"Your information is valuable, just like your cash or your jewelry," says Eva Casey Velasquez, president and CEO of the Identity Theft Resource Center. "So treat it like that."
Steven Toporoff, attorney in the division of privacy and identity protection at the Federal Trade Commission, says when you shop for these services, consider what they guard against. Then, compare services based on costs and what you get for the money. "It's almost like shopping for insurance," he says.
If you're considering paying for a service that offers identity-theft protection -- or even if you plan to take a free DIY approach -- here are six things it pays to know:
1: Nothing is foolproof.
No matter what option you choose, you still are vulnerable to identity theft, says Susan Grant, director of consumer protection and privacy for the Consumer Federation of America. "It's really important for consumers to realize that no service can absolutely protect them from becoming an identity-theft victim," she says.

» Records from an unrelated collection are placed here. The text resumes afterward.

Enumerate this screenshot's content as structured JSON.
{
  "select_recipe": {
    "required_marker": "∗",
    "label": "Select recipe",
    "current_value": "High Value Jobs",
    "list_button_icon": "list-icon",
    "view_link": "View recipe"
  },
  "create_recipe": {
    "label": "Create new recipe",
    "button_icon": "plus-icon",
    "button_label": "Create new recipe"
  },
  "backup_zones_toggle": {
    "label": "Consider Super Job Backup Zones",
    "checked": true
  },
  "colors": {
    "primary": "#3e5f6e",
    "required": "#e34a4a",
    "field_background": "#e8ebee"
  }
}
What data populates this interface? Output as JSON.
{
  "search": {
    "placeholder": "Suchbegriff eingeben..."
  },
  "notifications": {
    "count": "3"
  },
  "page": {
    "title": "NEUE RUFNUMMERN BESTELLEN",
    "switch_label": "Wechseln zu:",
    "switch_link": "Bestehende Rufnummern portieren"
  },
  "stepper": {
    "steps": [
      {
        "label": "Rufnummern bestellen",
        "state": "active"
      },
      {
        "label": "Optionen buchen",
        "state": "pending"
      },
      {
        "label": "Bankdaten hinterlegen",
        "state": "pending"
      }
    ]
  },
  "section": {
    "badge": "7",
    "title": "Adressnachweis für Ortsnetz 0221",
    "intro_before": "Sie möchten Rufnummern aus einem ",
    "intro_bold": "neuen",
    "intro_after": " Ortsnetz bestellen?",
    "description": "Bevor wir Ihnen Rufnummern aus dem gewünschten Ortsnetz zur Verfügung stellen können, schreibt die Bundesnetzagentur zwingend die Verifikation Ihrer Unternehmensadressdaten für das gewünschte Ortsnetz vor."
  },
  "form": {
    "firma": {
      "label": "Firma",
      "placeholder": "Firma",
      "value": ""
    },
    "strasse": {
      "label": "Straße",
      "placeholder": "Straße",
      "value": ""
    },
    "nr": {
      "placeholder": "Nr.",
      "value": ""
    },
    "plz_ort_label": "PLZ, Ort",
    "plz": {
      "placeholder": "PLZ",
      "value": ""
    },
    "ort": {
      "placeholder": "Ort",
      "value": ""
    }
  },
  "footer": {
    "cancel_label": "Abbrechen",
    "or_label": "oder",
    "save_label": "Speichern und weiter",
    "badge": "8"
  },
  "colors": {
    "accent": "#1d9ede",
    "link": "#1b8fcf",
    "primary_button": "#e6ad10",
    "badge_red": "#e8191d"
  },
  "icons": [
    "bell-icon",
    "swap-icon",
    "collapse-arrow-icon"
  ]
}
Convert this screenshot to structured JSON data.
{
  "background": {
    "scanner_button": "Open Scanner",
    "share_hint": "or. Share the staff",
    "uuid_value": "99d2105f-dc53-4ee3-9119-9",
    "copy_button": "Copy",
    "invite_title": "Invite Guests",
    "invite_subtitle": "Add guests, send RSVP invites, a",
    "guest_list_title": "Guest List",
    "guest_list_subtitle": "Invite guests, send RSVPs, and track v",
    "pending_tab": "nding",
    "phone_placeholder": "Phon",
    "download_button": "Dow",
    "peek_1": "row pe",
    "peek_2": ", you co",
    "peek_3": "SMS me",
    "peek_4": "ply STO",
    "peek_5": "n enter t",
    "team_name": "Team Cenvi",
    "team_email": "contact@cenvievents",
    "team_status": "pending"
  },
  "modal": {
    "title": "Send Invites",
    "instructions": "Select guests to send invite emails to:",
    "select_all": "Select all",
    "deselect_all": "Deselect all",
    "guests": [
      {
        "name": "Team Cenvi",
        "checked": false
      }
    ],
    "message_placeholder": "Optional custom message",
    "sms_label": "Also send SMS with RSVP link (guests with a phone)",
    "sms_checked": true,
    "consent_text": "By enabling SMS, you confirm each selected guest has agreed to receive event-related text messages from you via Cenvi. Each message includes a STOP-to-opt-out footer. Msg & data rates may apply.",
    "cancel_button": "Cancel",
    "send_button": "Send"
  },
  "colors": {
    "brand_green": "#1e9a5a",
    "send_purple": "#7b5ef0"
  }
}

However, even if crooks do steal your identity, protection services can alert you more quickly, and -- depending on the service -- provide some assistance in resolving problems once they occur, Grant says. Read more at NASDAQ.